(Dataset rows for apps and sites)

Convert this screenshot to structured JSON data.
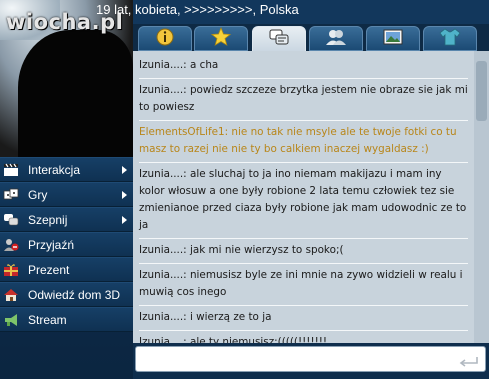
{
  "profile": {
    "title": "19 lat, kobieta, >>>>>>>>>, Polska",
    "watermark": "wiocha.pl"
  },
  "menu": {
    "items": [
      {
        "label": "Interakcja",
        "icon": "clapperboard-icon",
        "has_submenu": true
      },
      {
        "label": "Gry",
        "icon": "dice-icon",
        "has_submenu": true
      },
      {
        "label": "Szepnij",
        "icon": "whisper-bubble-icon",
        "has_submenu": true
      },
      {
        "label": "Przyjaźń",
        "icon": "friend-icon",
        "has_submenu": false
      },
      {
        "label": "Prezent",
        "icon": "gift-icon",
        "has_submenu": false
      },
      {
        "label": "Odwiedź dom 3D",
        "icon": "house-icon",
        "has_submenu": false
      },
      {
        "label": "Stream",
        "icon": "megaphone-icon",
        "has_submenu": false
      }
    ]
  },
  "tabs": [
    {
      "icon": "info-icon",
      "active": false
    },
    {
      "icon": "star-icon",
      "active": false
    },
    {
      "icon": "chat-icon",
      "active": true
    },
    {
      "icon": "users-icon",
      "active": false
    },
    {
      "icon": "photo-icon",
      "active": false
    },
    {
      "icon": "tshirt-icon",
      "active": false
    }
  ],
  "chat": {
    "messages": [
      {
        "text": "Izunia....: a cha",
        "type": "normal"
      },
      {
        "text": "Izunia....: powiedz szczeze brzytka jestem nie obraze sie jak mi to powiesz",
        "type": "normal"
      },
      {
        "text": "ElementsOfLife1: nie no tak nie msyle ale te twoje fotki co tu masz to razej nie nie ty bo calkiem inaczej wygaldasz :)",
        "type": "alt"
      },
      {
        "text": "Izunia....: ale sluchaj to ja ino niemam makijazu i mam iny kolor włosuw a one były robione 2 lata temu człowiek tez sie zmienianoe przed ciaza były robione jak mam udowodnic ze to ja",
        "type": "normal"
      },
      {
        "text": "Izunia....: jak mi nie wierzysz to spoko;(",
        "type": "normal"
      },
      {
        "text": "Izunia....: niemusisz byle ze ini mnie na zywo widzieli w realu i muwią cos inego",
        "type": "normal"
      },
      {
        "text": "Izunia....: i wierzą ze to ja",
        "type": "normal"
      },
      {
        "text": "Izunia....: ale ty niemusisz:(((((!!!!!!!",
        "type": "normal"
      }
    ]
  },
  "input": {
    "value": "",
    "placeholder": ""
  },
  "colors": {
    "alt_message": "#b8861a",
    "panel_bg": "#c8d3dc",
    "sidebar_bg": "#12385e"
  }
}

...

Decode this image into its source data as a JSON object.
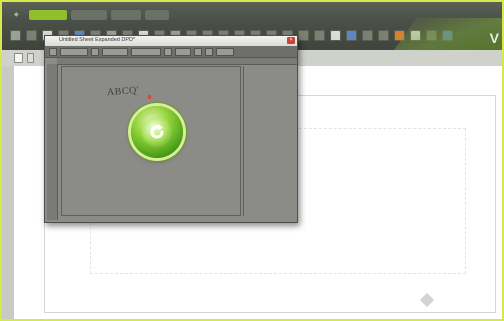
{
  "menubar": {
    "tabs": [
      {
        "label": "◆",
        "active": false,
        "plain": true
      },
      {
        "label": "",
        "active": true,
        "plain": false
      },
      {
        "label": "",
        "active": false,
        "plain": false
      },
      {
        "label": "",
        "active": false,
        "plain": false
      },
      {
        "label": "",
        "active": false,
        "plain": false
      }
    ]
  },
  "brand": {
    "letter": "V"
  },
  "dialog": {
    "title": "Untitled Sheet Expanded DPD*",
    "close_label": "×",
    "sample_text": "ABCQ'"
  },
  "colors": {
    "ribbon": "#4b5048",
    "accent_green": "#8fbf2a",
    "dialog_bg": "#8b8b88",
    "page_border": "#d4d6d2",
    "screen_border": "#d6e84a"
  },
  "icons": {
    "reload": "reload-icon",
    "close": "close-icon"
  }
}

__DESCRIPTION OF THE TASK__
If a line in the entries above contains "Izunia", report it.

__EXERCISE OUTPUT__
        "text": "Izunia....: a cha",
        "text": "Izunia....: powiedz szczeze brzytka jestem nie obraze sie jak mi to powiesz",
        "text": "Izunia....: ale sluchaj to ja ino niemam makijazu i mam iny kolor włosuw a one były robione 2 lata temu człowiek tez sie zmienianoe przed ciaza były robione jak mam udowodnic ze to ja",
        "text": "Izunia....: jak mi nie wierzysz to spoko;(",
        "text": "Izunia....: niemusisz byle ze ini mnie na zywo widzieli w realu i muwią cos inego",
        "text": "Izunia....: i wierzą ze to ja",
        "text": "Izunia....: ale ty niemusisz:(((((!!!!!!!",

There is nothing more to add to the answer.